Bring healthy snacks: Carry nuts and seeds, dried fruits, fresh fruit (just remember to leave anything uneaten on the plane so you don’t get stung by customs!)
Avoid pharmaceutical sleeping tablets. These can leave you feeling groggy, and if you are inclined to have a tipple on flight…alcohol and sleeping tablets are not a wise mix. Jet lag, hangover, and sleeping tablet haze – not the best way to start navigating a new city! Valerian is a herb used as a natural sleep aid. It can be taken (following directions) en-route, and is also used to help adjust to new time zones by helping people fall asleep at their desired time. Unlike other sleep aids, valerian is not believed to be addictive or cause grogginess the next morning.
Get moving: Deep vein thrombosis (DVT) is the formation of blood clots in deep veins, and is a known risk of longer flights (the risk of developing DVT on flights up to four hours is small, but increases as travel time increases). The combination of being immobile along with the effects of dehydration increases the risk of DVT on long flights. To help prevent it, the following is beneficial; walking up and down the aisles of the plane; flexing and stretching your legs to encourage blood flow; wearing loose clothing; drinking plenty of fluids and avoiding alcohol.
Avoid sugar: Pass on the sugary foods or beverages. Too much sugar has a negative impact on the immune system and the body’s ability to fight infection. It’s wise to minimize sugar consumption prior to the flight also.
Stay hydrated: Cabin air systems control pressure, airflow, air filtration, and temperature. The continued recycling of cabin air, together with the low air pressure, decreases cabin humidity. As a result, your body loses water more rapidly causing dehydration, often without you even noticing Dehydration can contribute to jet lag, headaches, dry skin and nasal irritation. Avoid diuretics such as coffee and caffeinated soft drinks.
Prevent dryness of your skin, eyes, and airways: Plane air dries out your mucous membranes, which reduces your resistance to infection. Keeping these membranes moist with saline spray may help. Use moisturizer or spritzs for your skin and saline eye drops.
Practice good hand hygiene: Wash your hands before you eat. Don’t put your unwashed hands in your mouth or rub your eyes. Natural hand sanitizer gels are now available from some organic brands – yes!
Prevent motion sickness: Ginger supplements may help prevent nausea. Take these before you start feeling sick if you know that you are prone to being nauseous.
Natural relief for travel anxiety: Travelling can cause major and debilitating anxiety for some people. The Bach flower remedy ‘Rescue Remedy’ can help alleviate flight nerves. The homeopathic remedies ‘Aconite’ and ‘Argentum’ can be useful for calming the nerves and reducing agitation.
If you are lucky enough to have a journey planned in the near future, safe travels!

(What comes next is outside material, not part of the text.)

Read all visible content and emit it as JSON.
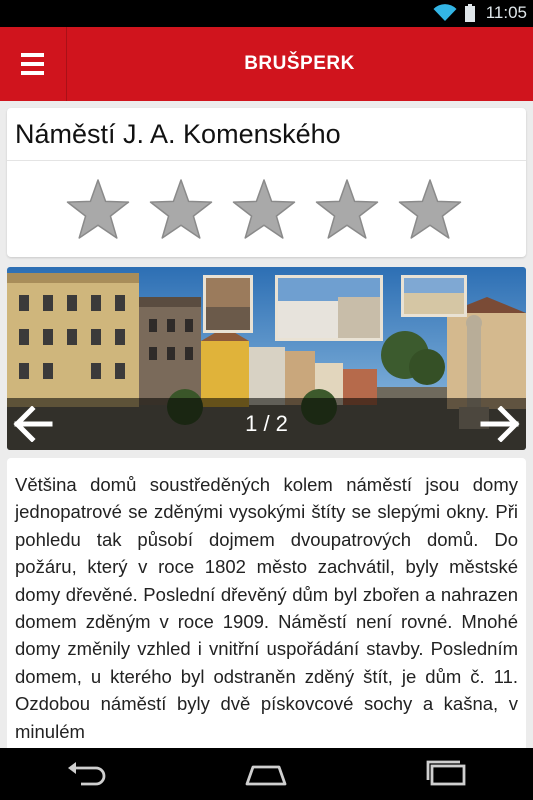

Renée Leonard-Stainton is a Naturopath, Nutritionist, and Mama to two healthy young boys. With extensive experience in both the health and media industries, Renée contributes to a variety of magazines and celebrity websites. She’s a regular on New-Zealand radio + TV, endorsing wellbeing products and featuring as a natural health expert.